'I cannot tell him that.' Lyarra paused and struck out the last line. She had been touched when a lord unrelated to her by blood, merely her Aunt Ellaria's father, sent her a steed as he did every other Sand Snake but this would make her seem too welcomed to her brother. When Edmure Tully had visited his sister a year past, he had brought gifts for every child but herself. But then, he couldn't be seen to favor the bastard of his sister's husband. 'Of course, the eldest four Sand Snakes are Uncle Oberyn's bastards by women other than Aunt Ellaria…'
No, that wasn't the same at all. She didn't know why but… but it just wasn't. Uncle Oberyn and Aunt Ellaria may have treated any of the children under their care with equal affection, born of his loins or her womb or not, but that was wonderfully, frightfully unique to them. Lyarra didn't believe that others would have done the same, not even in the strange land that she was growing accustomed to now. Deciding to keep that line struck out, Lyarra continued.

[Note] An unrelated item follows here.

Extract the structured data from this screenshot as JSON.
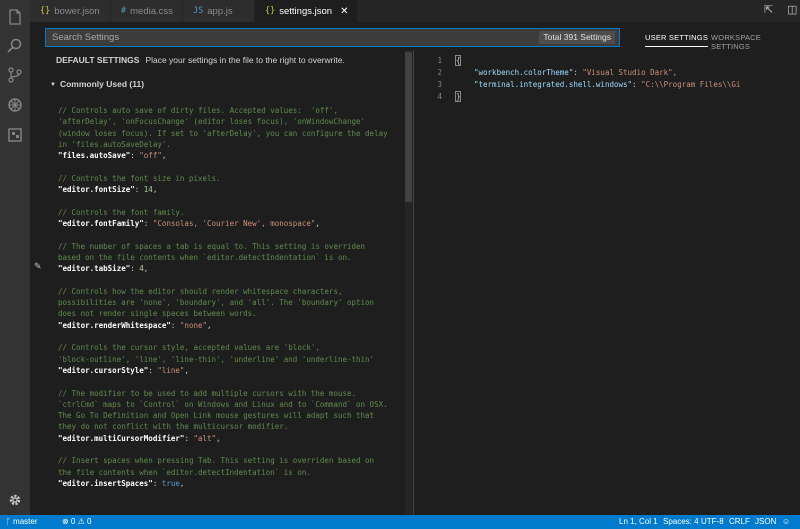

There is a saying in Dorne of House Ueller that half are mad and the other half worse, so I would not want to invite his displeasure upon myself! But the man does train a fine horse, none can deny that. The sand steeds here are smaller and lighter than their Northern brothers, bred to move swiftly through a treacherous landscape with few obstacles in the ground but prone to storms that can rub one's eyeballs dry. They have very long lashes and wobbly kneecaps, which should not be graceful but somehow are in full run. They drink very little water as well. Uncle Oberyn has an amusing tale of how they acquired this ability, starting with a violently purple cactus (I have attached a sketch below of a prickly plant that drinks the blood of the unwary and the foreign but stores much water in its veins for the Dornishman to partake of) and a Myrish merchant with an equally bright turban-
Recalling at the last moment that said amusing tale included a dirty jape integral to the premise, Lyarra quickly crossed those lines out as well. This continued throughout the letter. Every time she fell into a natural narrative, almost feeling as though her brother was across from her to converse with as they once did, she would remember that this or that line was improper or unsuitable or just plain strange for a reader lacking context. When Lyarra was done, her five sheets of work were blotted with ink lines and scribbled over doodles of her kin.
Carefully placing her quill to the side, Lyarra buried her face in her arms. Since when had writing to Robb ever been hard?
Lyarra's hat is a cross between the Tudor flat hat (thank you to Author376 for finding it!) and a newsboy cap in a soft grey wool. It's a little too large on her now but she likes to tuck it down and hide behind the fabric, so that's alright.